Records for processing: Begin

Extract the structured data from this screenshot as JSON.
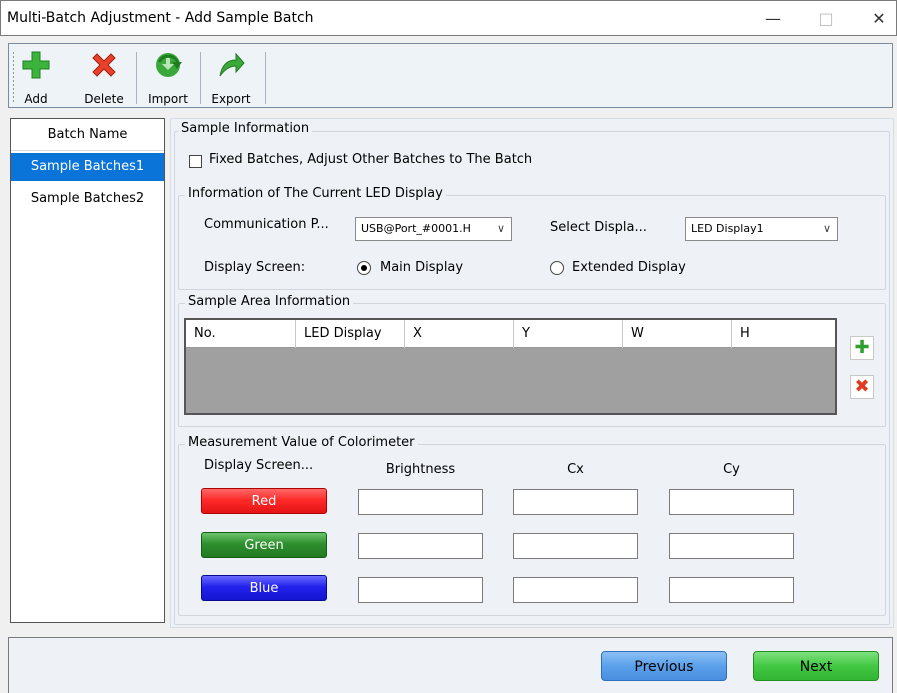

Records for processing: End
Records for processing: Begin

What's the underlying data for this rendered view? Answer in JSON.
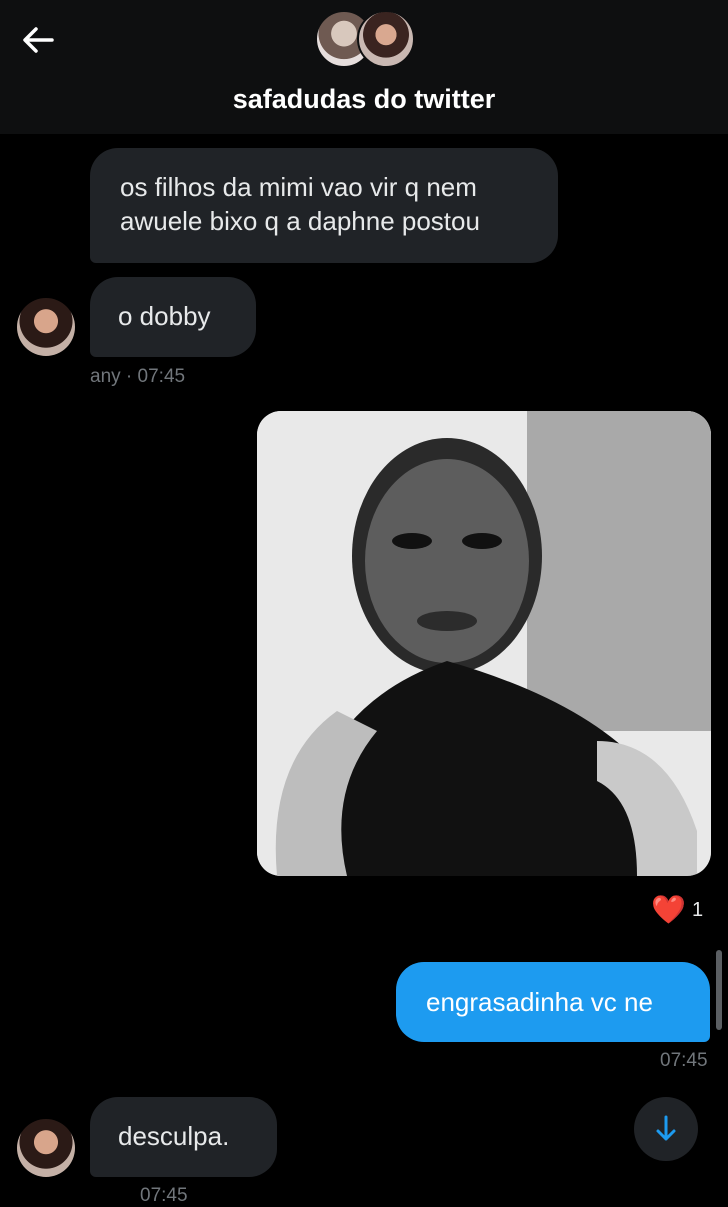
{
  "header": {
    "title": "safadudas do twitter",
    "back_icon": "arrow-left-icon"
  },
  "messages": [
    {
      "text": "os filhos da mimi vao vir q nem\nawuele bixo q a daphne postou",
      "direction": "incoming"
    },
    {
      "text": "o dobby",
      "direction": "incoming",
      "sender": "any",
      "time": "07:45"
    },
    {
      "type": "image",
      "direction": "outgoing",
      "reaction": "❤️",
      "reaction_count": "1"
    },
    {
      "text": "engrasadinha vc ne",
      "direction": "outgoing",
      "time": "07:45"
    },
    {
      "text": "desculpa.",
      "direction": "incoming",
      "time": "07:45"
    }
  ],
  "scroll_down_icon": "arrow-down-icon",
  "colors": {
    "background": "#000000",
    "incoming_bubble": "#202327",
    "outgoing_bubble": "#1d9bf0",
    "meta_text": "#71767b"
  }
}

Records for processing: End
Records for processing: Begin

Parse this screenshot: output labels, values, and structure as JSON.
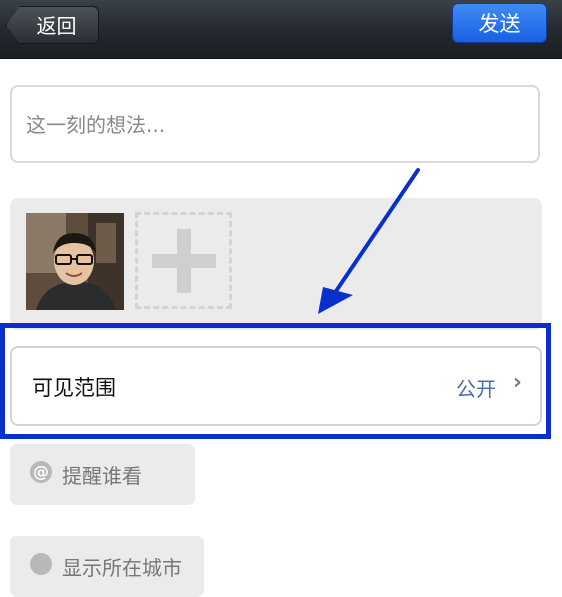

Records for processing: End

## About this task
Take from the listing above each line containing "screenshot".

## Reply
Extract the structured data from this screenshot as JSON.
Parse this screenshot: output labels, values, and structure as JSON.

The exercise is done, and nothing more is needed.